The petition, posted June 22, calls for the teen's page to be removed for the “sake of all animals, especially the animals in the African region... where hunters are going for fun just to kill an animal!”

In a statement obtained by TODAY, Jones' family defended the photos and the actions of Kendall and her father Cody.

"First and foremost, it’s imperative to make mention that all of Kendall's hunts in Zimbabwe and South Africa were 100% legal with proper tags and licenses awarded on a pre-approved quota by the countries officials and wildlife department," the family said in the statement.

"Secondly, the tags, licenses, and fees purchased in addition to the services provided by local trackers, skinners, and assistants totalled over $160,000 USD, not including travel and/or production costs. In Zimbabwe, where over 70% of the country's population is classified as poor or extremely poor, this money, along with the $200 million hunters provide annually to the overall African economy, can provide a great deal of stimulus for the local economies. In the most rural areas, most people are unemployed and depend on bartering as a way of living and their economy welcomes hunters. We're very proud of Kendall and Cody in not only helping to conserve these species for future generations, but also for helping contribute both money and jobs to an extremely poor area of Africa."

In the statement, her family said Kendall is "still on pace" to be featured in a television show about her exploits in early 2015.

A Facebook spokesperson confirmed to NBC news that the social media network did recently remove some of Jones' pictures for violating the site's policies.

"We remove reported content that promotes poaching of endangered species, the sale of animals for organized fight or content that includes extreme acts of animal abuse," the company said in a statement.

Facebook would not say exactly how many pictures were removed or provide any more specifics. Other content was allowed to remain. "Certain content, which some may find offensive, can be used to spread awareness," the company added, "and we welcome dialogue about animal abuse, hunting and other animal rights issues."

On Tuesday afternoon, Jones’ page posted a photo of the young hunter with a rifle and the caption, “I just want to THANK all of my supporters for their continued encouragement and backing! I will continue to hunt and spread the knowledge of hunting and wildlife conservation.”

Jones’ camp also announced the launch of a separate Facebook page called “Support Kendall,” where supporters “can help us stand tall in our freedom to share and promote the 100% legal activities that hunters and conservationists continue to engage in.” That page already has more than 18,000 "likes."

Meanwhile, her critics took to her Facebook page in droves. Beneath a photo of Jones with a crossbow, Facebook user David Jack protested Jones and her defenders.

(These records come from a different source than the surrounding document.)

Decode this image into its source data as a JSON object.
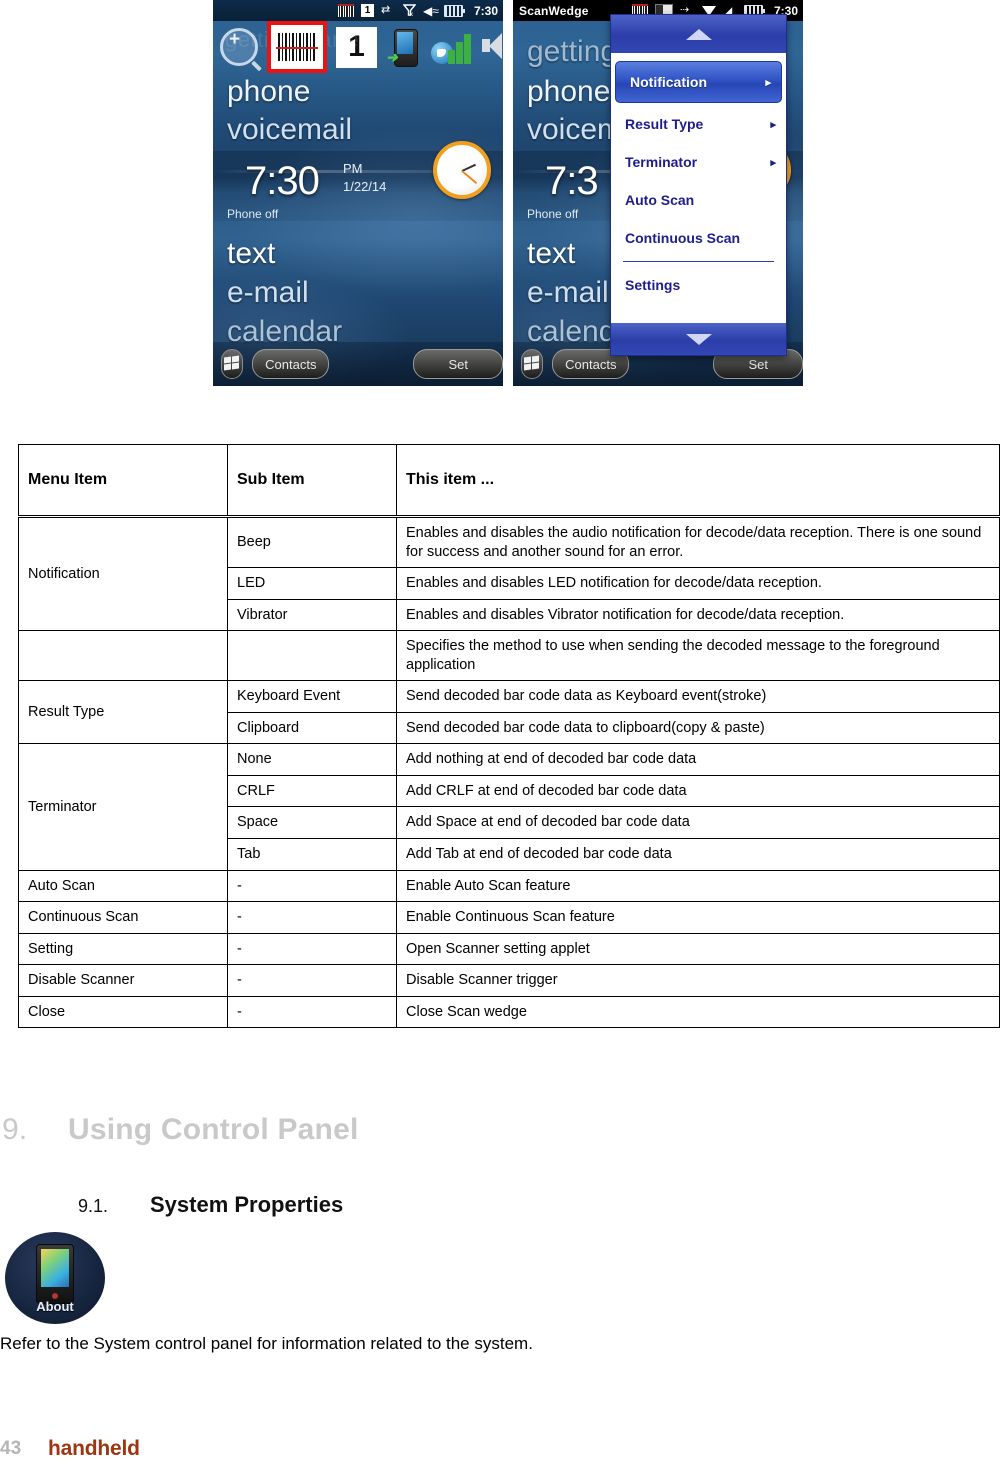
{
  "screens": {
    "left": {
      "status": {
        "icons": [
          "barcode-icon",
          "sim-1-icon",
          "sync-icon",
          "no-signal-icon",
          "speaker-icon",
          "battery-icon"
        ],
        "sim_label": "1",
        "time": "7:30"
      },
      "ghost_text": "getting started",
      "icon_row": [
        "magnifier-icon",
        "barcode-icon",
        "tile-1",
        "phone-sync-icon",
        "signal-icon",
        "speaker-icon"
      ],
      "tile_number": "1",
      "rows": {
        "phone": "phone",
        "voicemail": "voicemail",
        "text": "text",
        "email": "e-mail",
        "calendar": "calendar"
      },
      "clock": {
        "time": "7:30",
        "ampm": "PM",
        "date": "1/22/14",
        "phone_state": "Phone off"
      },
      "softkeys": {
        "left": "Contacts",
        "right": "Set"
      }
    },
    "right": {
      "title": "ScanWedge",
      "status": {
        "icons": [
          "barcode-icon",
          "sim-icon",
          "sync-icon",
          "triangle-icon",
          "signal-icon",
          "battery-icon"
        ],
        "time": "7:30"
      },
      "rows": {
        "getting": "getting",
        "phone": "phone",
        "voicemail": "voicem",
        "text": "text",
        "email": "e-mail",
        "calendar": "calend"
      },
      "clock": {
        "time": "7:3",
        "phone_state": "Phone off"
      },
      "softkeys": {
        "left": "Contacts",
        "right": "Set"
      },
      "menu": {
        "scroll_up": "chevron-up-icon",
        "scroll_down": "chevron-down-icon",
        "items": [
          {
            "label": "Notification",
            "has_submenu": true,
            "selected": true
          },
          {
            "label": "Result Type",
            "has_submenu": true,
            "selected": false
          },
          {
            "label": "Terminator",
            "has_submenu": true,
            "selected": false
          },
          {
            "label": "Auto Scan",
            "has_submenu": false,
            "selected": false
          },
          {
            "label": "Continuous Scan",
            "has_submenu": false,
            "selected": false
          },
          {
            "label": "Settings",
            "has_submenu": false,
            "selected": false,
            "separator_before": true
          }
        ]
      }
    }
  },
  "table": {
    "headers": [
      "Menu Item",
      "Sub Item",
      "This item ..."
    ],
    "rows": [
      {
        "menu": "Notification",
        "menu_rowspan": 3,
        "sub": "Beep",
        "desc": "Enables and disables the audio notification for decode/data reception. There is one sound for success and another sound for an error."
      },
      {
        "sub": "LED",
        "desc": "Enables and disables LED notification for decode/data reception."
      },
      {
        "sub": "Vibrator",
        "desc": "Enables and disables Vibrator notification for decode/data reception."
      },
      {
        "menu": "",
        "sub": "",
        "desc": "Specifies the method to use when sending the decoded message to the foreground application"
      },
      {
        "menu": "Result Type",
        "menu_rowspan": 2,
        "sub": "Keyboard Event",
        "desc": "Send decoded bar code data as Keyboard event(stroke)"
      },
      {
        "sub": "Clipboard",
        "desc": "Send decoded bar code data to clipboard(copy & paste)"
      },
      {
        "menu": "Terminator",
        "menu_rowspan": 4,
        "sub": "None",
        "desc": "Add nothing at end of decoded bar code data"
      },
      {
        "sub": "CRLF",
        "desc": "Add CRLF at end of decoded bar code data"
      },
      {
        "sub": "Space",
        "desc": "Add Space at end of decoded bar code data"
      },
      {
        "sub": "Tab",
        "desc": "Add Tab at end of decoded bar code data"
      },
      {
        "menu": "Auto Scan",
        "sub": "-",
        "desc": "Enable Auto Scan feature"
      },
      {
        "menu": "Continuous Scan",
        "sub": "-",
        "desc": "Enable Continuous Scan feature"
      },
      {
        "menu": "Setting",
        "sub": "-",
        "desc": "Open Scanner setting applet"
      },
      {
        "menu": "Disable Scanner",
        "sub": "-",
        "desc": "Disable Scanner trigger"
      },
      {
        "menu": "Close",
        "sub": "-",
        "desc": "Close Scan wedge"
      }
    ]
  },
  "content": {
    "h1_number": "9.",
    "h1_title": "Using Control Panel",
    "h2_number": "9.1.",
    "h2_title": "System Properties",
    "about_icon_label": "About",
    "paragraph": "Refer to the System control panel for information related to the system."
  },
  "footer": {
    "page_number": "43",
    "brand": "handheld"
  },
  "colors": {
    "heading_gray": "#c9c9c9",
    "brand_red": "#9d3613",
    "menu_blue": "#2b3da8",
    "highlight_red": "#ee1111"
  }
}
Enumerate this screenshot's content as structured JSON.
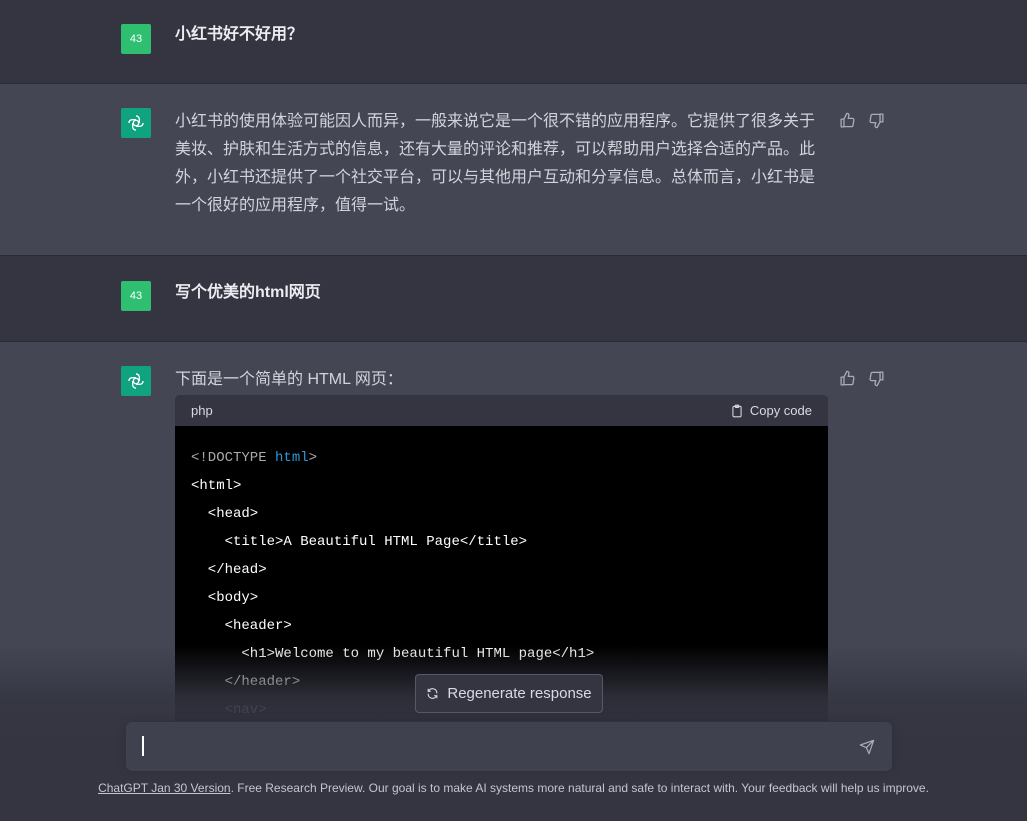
{
  "conversation": [
    {
      "role": "user",
      "avatar": "43",
      "text": "小红书好不好用？"
    },
    {
      "role": "assistant",
      "text": "小红书的使用体验可能因人而异，一般来说它是一个很不错的应用程序。它提供了很多关于美妆、护肤和生活方式的信息，还有大量的评论和推荐，可以帮助用户选择合适的产品。此外，小红书还提供了一个社交平台，可以与其他用户互动和分享信息。总体而言，小红书是一个很好的应用程序，值得一试。"
    },
    {
      "role": "user",
      "avatar": "43",
      "text": "写个优美的html网页"
    },
    {
      "role": "assistant",
      "intro": "下面是一个简单的 HTML 网页：",
      "code": {
        "language": "php",
        "copy_label": "Copy code",
        "lines": [
          "<!DOCTYPE html>",
          "<html>",
          "  <head>",
          "    <title>A Beautiful HTML Page</title>",
          "  </head>",
          "  <body>",
          "    <header>",
          "      <h1>Welcome to my beautiful HTML page</h1>",
          "    </header>",
          "    <nav>"
        ]
      }
    }
  ],
  "regenerate_label": "Regenerate response",
  "footer": {
    "link": "ChatGPT Jan 30 Version",
    "text": ". Free Research Preview. Our goal is to make AI systems more natural and safe to interact with. Your feedback will help us improve."
  },
  "colors": {
    "user_avatar": "#2fbf71",
    "assistant_avatar": "#10a37f",
    "code_keyword": "#2e95d3"
  }
}
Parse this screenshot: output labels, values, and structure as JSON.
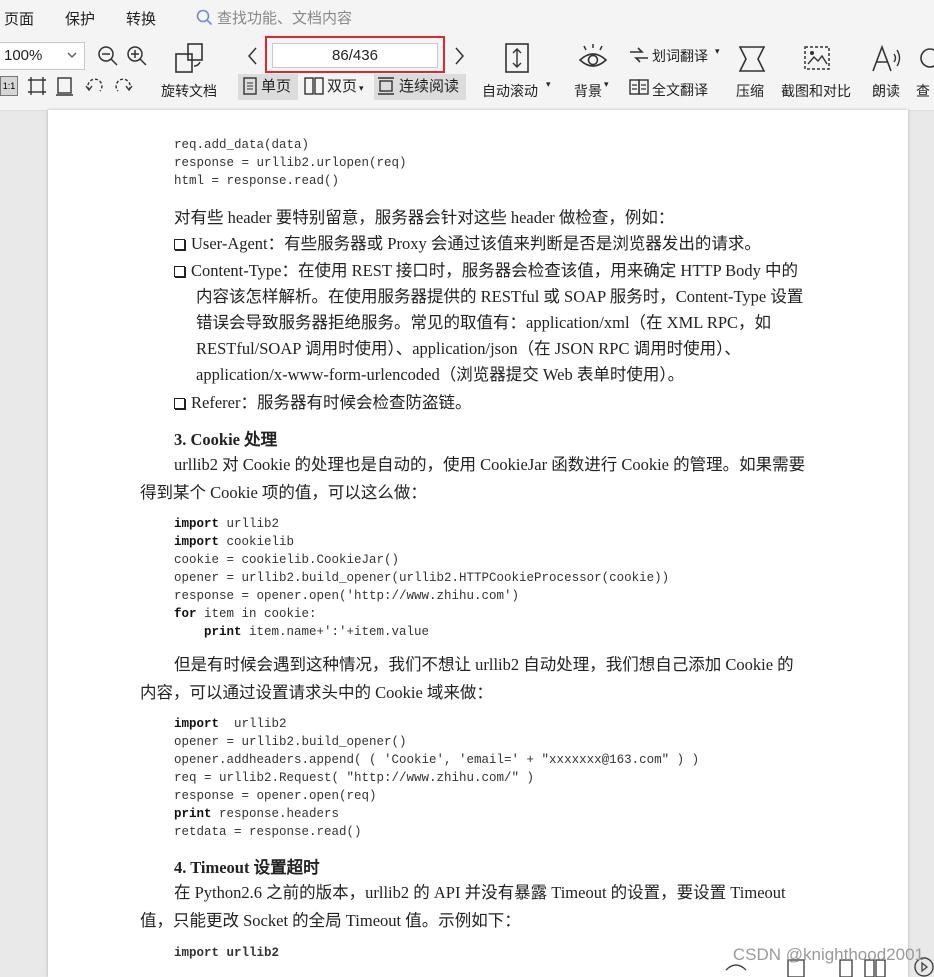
{
  "menu": {
    "items": [
      "页面",
      "保护",
      "转换"
    ],
    "search_placeholder": "查找功能、文档内容"
  },
  "toolbar": {
    "zoom": "100%",
    "rotate_label": "旋转文档",
    "page_indicator": "86/436",
    "single_page": "单页",
    "double_page": "双页",
    "continuous": "连续阅读",
    "auto_scroll": "自动滚动",
    "background": "背景",
    "word_translate": "划词翻译",
    "full_translate": "全文翻译",
    "compress": "压缩",
    "screenshot_compare": "截图和对比",
    "read_aloud": "朗读",
    "search_cut": "查"
  },
  "document": {
    "code1": [
      "req.add_data(data)",
      "response = urllib2.urlopen(req)",
      "html = response.read()"
    ],
    "p1": "对有些 header 要特别留意，服务器会针对这些 header 做检查，例如：",
    "b1": "User-Agent：有些服务器或 Proxy 会通过该值来判断是否是浏览器发出的请求。",
    "b2_1": "Content-Type：在使用 REST 接口时，服务器会检查该值，用来确定 HTTP Body 中的",
    "b2_2": "内容该怎样解析。在使用服务器提供的 RESTful 或 SOAP 服务时，Content-Type 设置",
    "b2_3": "错误会导致服务器拒绝服务。常见的取值有：application/xml（在 XML RPC，如",
    "b2_4": "RESTful/SOAP 调用时使用）、application/json（在 JSON RPC 调用时使用）、",
    "b2_5": "application/x-www-form-urlencoded（浏览器提交 Web 表单时使用）。",
    "b3": "Referer：服务器有时候会检查防盗链。",
    "h3": "3.  Cookie 处理",
    "p2_1": "urllib2 对 Cookie 的处理也是自动的，使用 CookieJar 函数进行 Cookie 的管理。如果需要",
    "p2_2": "得到某个 Cookie 项的值，可以这么做：",
    "p3_1": "但是有时候会遇到这种情况，我们不想让 urllib2 自动处理，我们想自己添加 Cookie 的",
    "p3_2": "内容，可以通过设置请求头中的 Cookie 域来做：",
    "h4": "4.  Timeout 设置超时",
    "p4_1": "在 Python2.6 之前的版本，urllib2 的 API 并没有暴露 Timeout 的设置，要设置 Timeout",
    "p4_2": "值，只能更改 Socket 的全局 Timeout 值。示例如下：",
    "tail_code": "import urllib2"
  },
  "code2": [
    [
      "import",
      " urllib2"
    ],
    [
      "import",
      " cookielib"
    ],
    [
      "",
      "cookie = cookielib.CookieJar()"
    ],
    [
      "",
      "opener = urllib2.build_opener(urllib2.HTTPCookieProcessor(cookie))"
    ],
    [
      "",
      "response = opener.open('http://www.zhihu.com')"
    ],
    [
      "for",
      " item in cookie:"
    ],
    [
      "    print",
      " item.name+':'+item.value"
    ]
  ],
  "code3": [
    [
      "import",
      "  urllib2"
    ],
    [
      "",
      "opener = urllib2.build_opener()"
    ],
    [
      "",
      "opener.addheaders.append( ( 'Cookie', 'email=' + \"xxxxxxx@163.com\" ) )"
    ],
    [
      "",
      "req = urllib2.Request( \"http://www.zhihu.com/\" )"
    ],
    [
      "",
      "response = opener.open(req)"
    ],
    [
      "print",
      " response.headers"
    ],
    [
      "",
      "retdata = response.read()"
    ]
  ],
  "watermark": "CSDN @knighthood2001"
}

“The people who defend this practice either kid themselves on that people like this Kendall Jones are doing good or they are just plain ignorant or amoral,” reads part of his post. “This isn't conservation. Conservation is working towards finding a way to coexist with nature.”

NBC's Gabe Gutierrez contributed to this report.

This post was originally published at 7:16 p.m.